The theme of World Hearing Day 2017, “Action for hearing loss: make a sound investment”, draws attention to the economic effects of the issue. According to the World Health Organisation, “unaddressed hearing loss poses a high cost for the economy globally” and yet “interventions to address hearing loss are available and are cost-effective”.
It is easy to hear stories about the impact of hearing loss on people’s lives and assume that the extent of the problem stops with each individual. But hearing loss presents a cost to communities and to the whole of society which is less understood and must be taken seriously.
Certainly, a recent NHS report painted a stark picture of the economic impact of hearing loss in the UK. The World Health Organisation estimates that in the UK adult onset hearing loss will be in the top ten disease burdens, above diabetes and cataracts, by 2030. And the cost to the NHS will only increase given the ageing population and the rising number of older people who will have hearing loss in the future.
Then there is the effect on employment figures. The UK economy loses £25 billion a year in productivity and unemployment, with 30% of people of working age with severe hearing loss unemployed. Those with severe hearing loss who do not use hearing aids have unemployment rates nearly double those who do.
Finally, there is cost of treating and managing related illnesses: in the UK, older people with hearing loss are 2.5 times more likely to develop depression than those without hearing loss, and twice as likely to develop depression.
Two of the WHO’s strategies for mitigating the economic impact of hearing loss – screening for early identification, and rehabilitation through hearing devices – have been championed by BIHIMA members in the UK in recent months through our support of a cost effective national screening programme for over 65s, which we believe would promote greater access to the life-changing technology developed by our members.
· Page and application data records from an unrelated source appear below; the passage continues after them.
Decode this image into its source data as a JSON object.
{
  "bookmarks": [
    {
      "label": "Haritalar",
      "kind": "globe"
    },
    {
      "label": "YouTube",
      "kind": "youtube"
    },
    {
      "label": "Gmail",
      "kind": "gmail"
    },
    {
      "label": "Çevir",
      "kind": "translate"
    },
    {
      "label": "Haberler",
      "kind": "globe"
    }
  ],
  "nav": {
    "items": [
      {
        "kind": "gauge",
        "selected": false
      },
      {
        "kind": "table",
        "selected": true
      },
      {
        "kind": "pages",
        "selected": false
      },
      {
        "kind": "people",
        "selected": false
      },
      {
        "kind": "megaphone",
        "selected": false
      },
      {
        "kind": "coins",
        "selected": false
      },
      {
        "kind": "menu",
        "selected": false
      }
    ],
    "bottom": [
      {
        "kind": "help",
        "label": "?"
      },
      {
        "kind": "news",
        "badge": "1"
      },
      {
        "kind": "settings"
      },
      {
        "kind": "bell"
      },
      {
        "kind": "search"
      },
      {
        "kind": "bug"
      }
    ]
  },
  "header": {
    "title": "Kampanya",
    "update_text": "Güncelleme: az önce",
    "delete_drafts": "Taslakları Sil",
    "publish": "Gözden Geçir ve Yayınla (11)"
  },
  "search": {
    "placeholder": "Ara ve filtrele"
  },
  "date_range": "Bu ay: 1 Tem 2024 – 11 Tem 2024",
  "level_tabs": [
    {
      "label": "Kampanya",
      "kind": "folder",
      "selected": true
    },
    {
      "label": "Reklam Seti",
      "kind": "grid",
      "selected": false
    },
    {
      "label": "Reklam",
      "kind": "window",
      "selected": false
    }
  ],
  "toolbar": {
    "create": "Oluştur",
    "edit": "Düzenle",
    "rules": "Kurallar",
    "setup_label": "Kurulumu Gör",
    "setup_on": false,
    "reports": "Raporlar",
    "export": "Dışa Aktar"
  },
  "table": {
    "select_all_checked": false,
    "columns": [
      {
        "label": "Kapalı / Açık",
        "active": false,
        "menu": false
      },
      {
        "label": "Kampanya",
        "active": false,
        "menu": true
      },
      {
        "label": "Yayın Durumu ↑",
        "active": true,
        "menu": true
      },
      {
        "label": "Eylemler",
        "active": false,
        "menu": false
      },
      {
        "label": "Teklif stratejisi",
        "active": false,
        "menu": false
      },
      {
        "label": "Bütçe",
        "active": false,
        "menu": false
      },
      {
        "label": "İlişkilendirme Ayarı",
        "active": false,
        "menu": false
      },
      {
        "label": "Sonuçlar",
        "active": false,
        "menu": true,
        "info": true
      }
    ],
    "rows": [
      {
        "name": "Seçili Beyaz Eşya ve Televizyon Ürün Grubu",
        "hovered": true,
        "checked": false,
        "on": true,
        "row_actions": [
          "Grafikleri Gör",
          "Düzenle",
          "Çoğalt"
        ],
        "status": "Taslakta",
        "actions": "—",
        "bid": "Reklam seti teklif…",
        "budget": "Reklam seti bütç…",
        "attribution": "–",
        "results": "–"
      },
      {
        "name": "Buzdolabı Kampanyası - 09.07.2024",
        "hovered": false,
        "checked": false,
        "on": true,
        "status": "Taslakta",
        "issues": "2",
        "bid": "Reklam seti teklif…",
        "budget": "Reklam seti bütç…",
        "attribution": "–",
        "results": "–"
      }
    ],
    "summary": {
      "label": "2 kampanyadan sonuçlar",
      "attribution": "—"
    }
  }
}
Moreover, the preventative approach recommended by the WHO resonates with our recent call for a “new normal” attitude to our ears – our determination that the hearing health of society is given the same level of attention as our teeth and eyes, which current guidance recommends checking at least every two years.